Records to use |
------------

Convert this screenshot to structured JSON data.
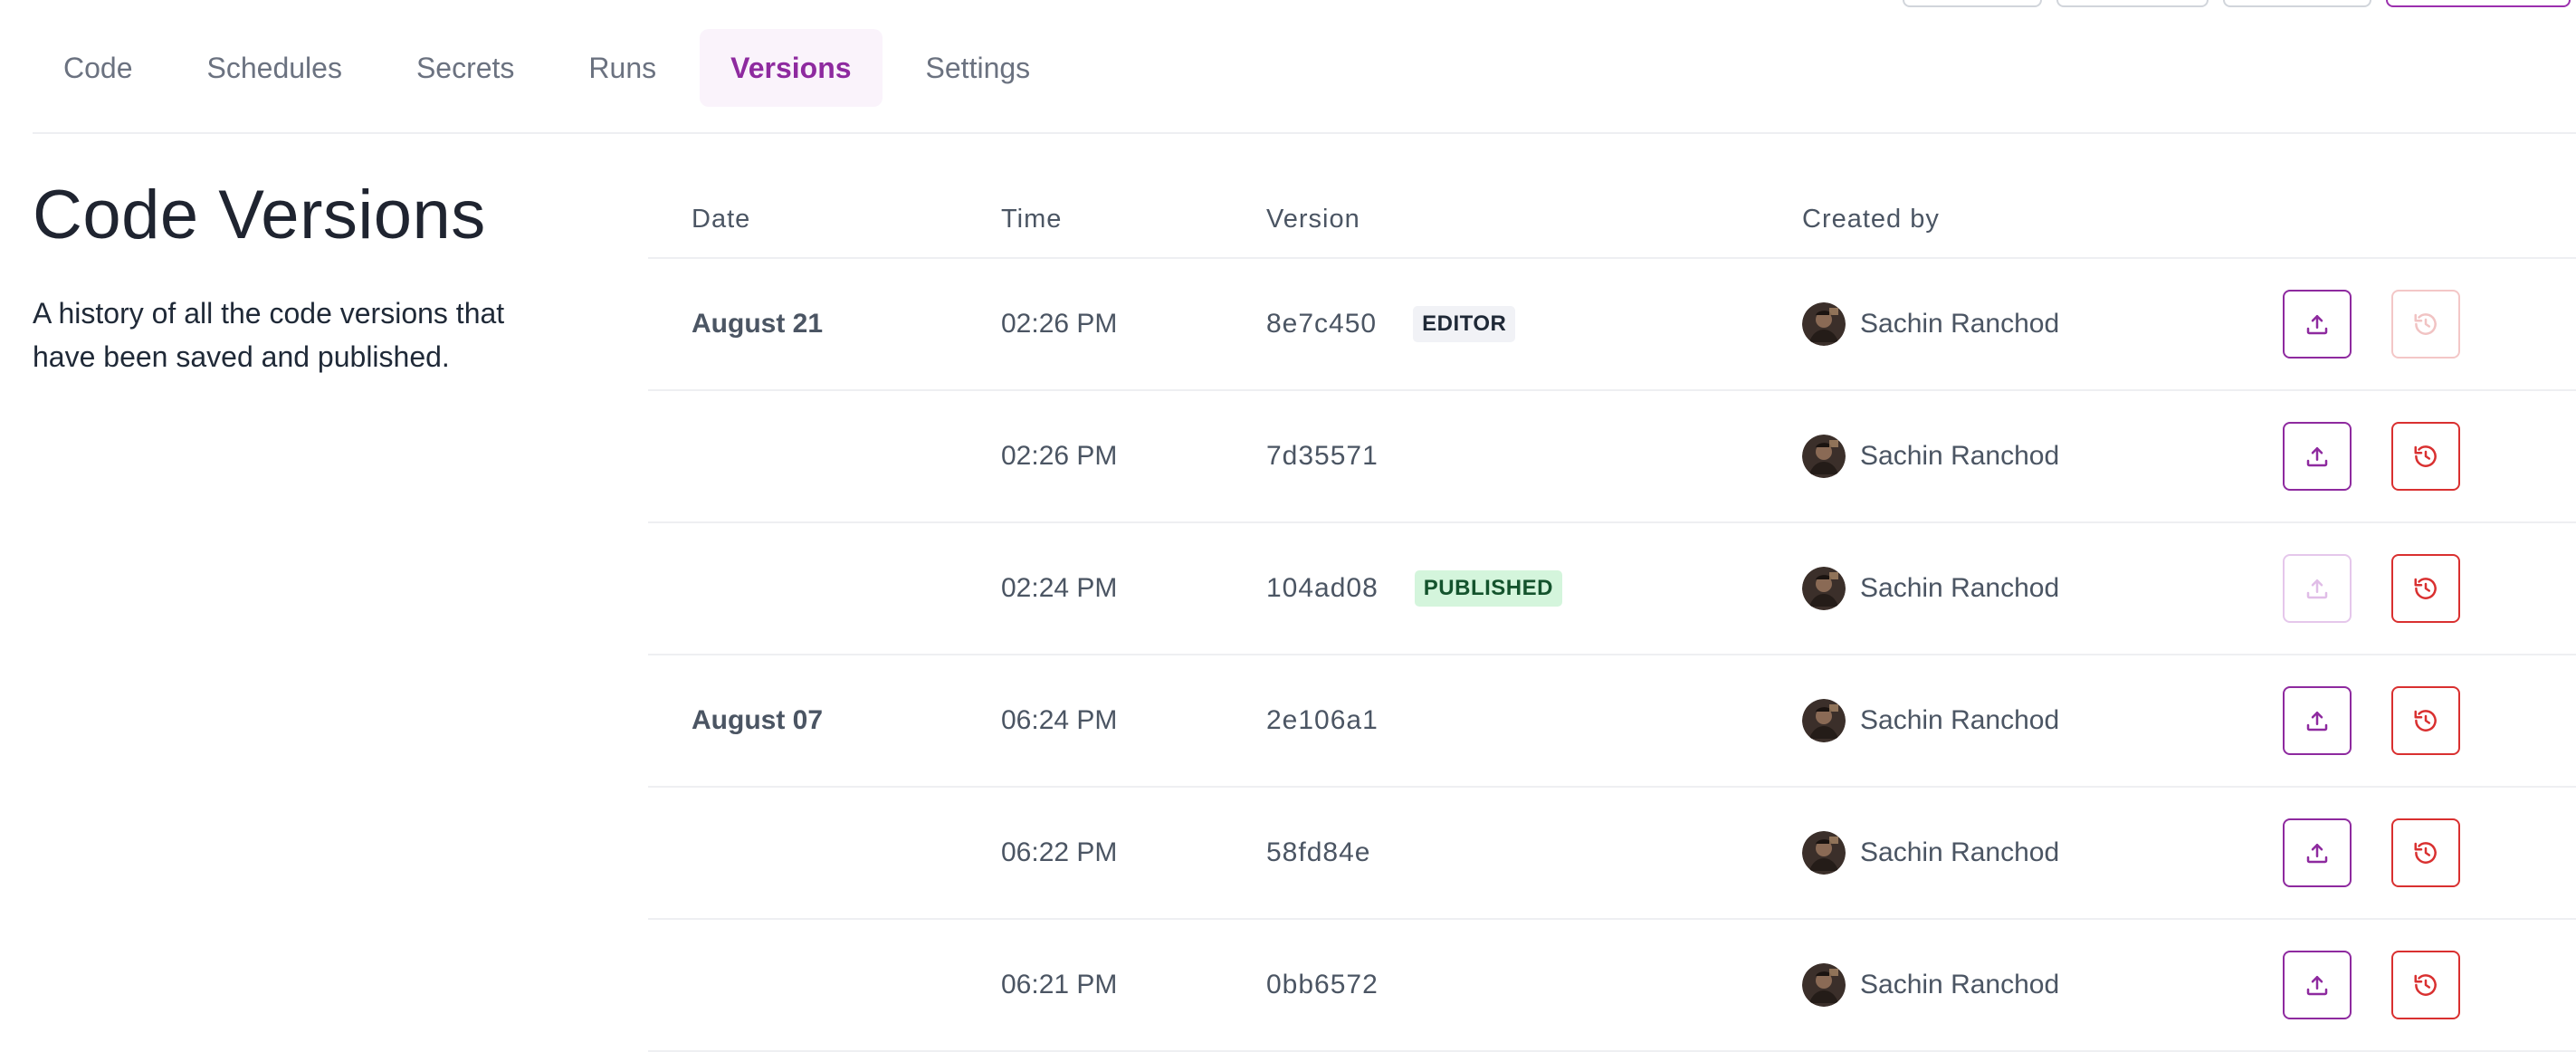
{
  "tabs": [
    {
      "label": "Code",
      "active": false
    },
    {
      "label": "Schedules",
      "active": false
    },
    {
      "label": "Secrets",
      "active": false
    },
    {
      "label": "Runs",
      "active": false
    },
    {
      "label": "Versions",
      "active": true
    },
    {
      "label": "Settings",
      "active": false
    }
  ],
  "intro": {
    "title": "Code Versions",
    "description": "A history of all the code versions that have been saved and published."
  },
  "table": {
    "headers": {
      "date": "Date",
      "time": "Time",
      "version": "Version",
      "created_by": "Created by"
    },
    "rows": [
      {
        "date": "August 21",
        "time": "02:26 PM",
        "version": "8e7c450",
        "badge": "EDITOR",
        "user": "Sachin Ranchod",
        "publish_enabled": true,
        "restore_enabled": false
      },
      {
        "date": "",
        "time": "02:26 PM",
        "version": "7d35571",
        "badge": "",
        "user": "Sachin Ranchod",
        "publish_enabled": true,
        "restore_enabled": true
      },
      {
        "date": "",
        "time": "02:24 PM",
        "version": "104ad08",
        "badge": "PUBLISHED",
        "user": "Sachin Ranchod",
        "publish_enabled": false,
        "restore_enabled": true
      },
      {
        "date": "August 07",
        "time": "06:24 PM",
        "version": "2e106a1",
        "badge": "",
        "user": "Sachin Ranchod",
        "publish_enabled": true,
        "restore_enabled": true
      },
      {
        "date": "",
        "time": "06:22 PM",
        "version": "58fd84e",
        "badge": "",
        "user": "Sachin Ranchod",
        "publish_enabled": true,
        "restore_enabled": true
      },
      {
        "date": "",
        "time": "06:21 PM",
        "version": "0bb6572",
        "badge": "",
        "user": "Sachin Ranchod",
        "publish_enabled": true,
        "restore_enabled": true
      }
    ]
  },
  "icons": {
    "publish": "upload-icon",
    "restore": "history-icon"
  },
  "colors": {
    "accent": "#8e2a9f",
    "danger": "#d93030",
    "published_badge_bg": "#d4f5dc",
    "editor_badge_bg": "#f1f2f6"
  }
}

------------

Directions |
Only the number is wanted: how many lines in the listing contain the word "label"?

Result below |
6